Report how many lines of the data contain the string "mysql". Add nothing.

%%

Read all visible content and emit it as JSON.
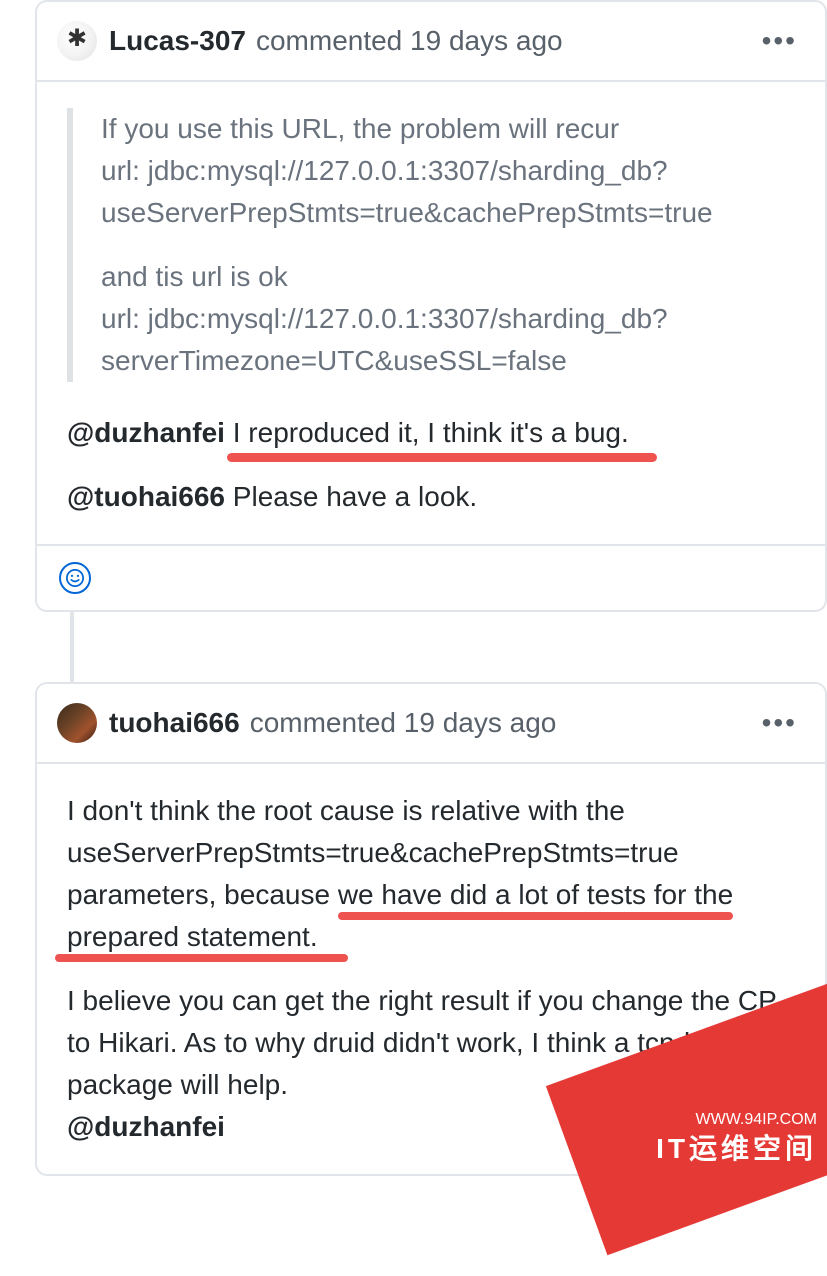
{
  "comments": [
    {
      "author": "Lucas-307",
      "meta_prefix": "commented",
      "timestamp": "19 days ago",
      "quote": {
        "p1_l1": "If you use this URL, the problem will recur",
        "p1_l2": "url: jdbc:mysql://127.0.0.1:3307/sharding_db?useServerPrepStmts=true&cachePrepStmts=true",
        "p2_l1": "and tis url is ok",
        "p2_l2": "url: jdbc:mysql://127.0.0.1:3307/sharding_db?serverTimezone=UTC&useSSL=false"
      },
      "line1_mention": "@duzhanfei",
      "line1_rest": " I reproduced it, I think it's a bug.",
      "line2_mention": "@tuohai666",
      "line2_rest": " Please have a look."
    },
    {
      "author": "tuohai666",
      "meta_prefix": "commented",
      "timestamp": "19 days ago",
      "p1_a": "I don't think the root cause is relative with the useServerPrepStmts=true&cachePrepStmts=true parameters, because ",
      "p1_b": "we have did a lot of tests for the",
      "p1_c": "prepared statement.",
      "p2": "I believe you can get the right result if you change the CP to Hikari. As to why druid didn't work, I think a tcpdump package will help.",
      "p2_mention": "@duzhanfei"
    }
  ],
  "watermark": {
    "line1": "WWW.94IP.COM",
    "line2": "IT运维空间"
  }
}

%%

REPLY
2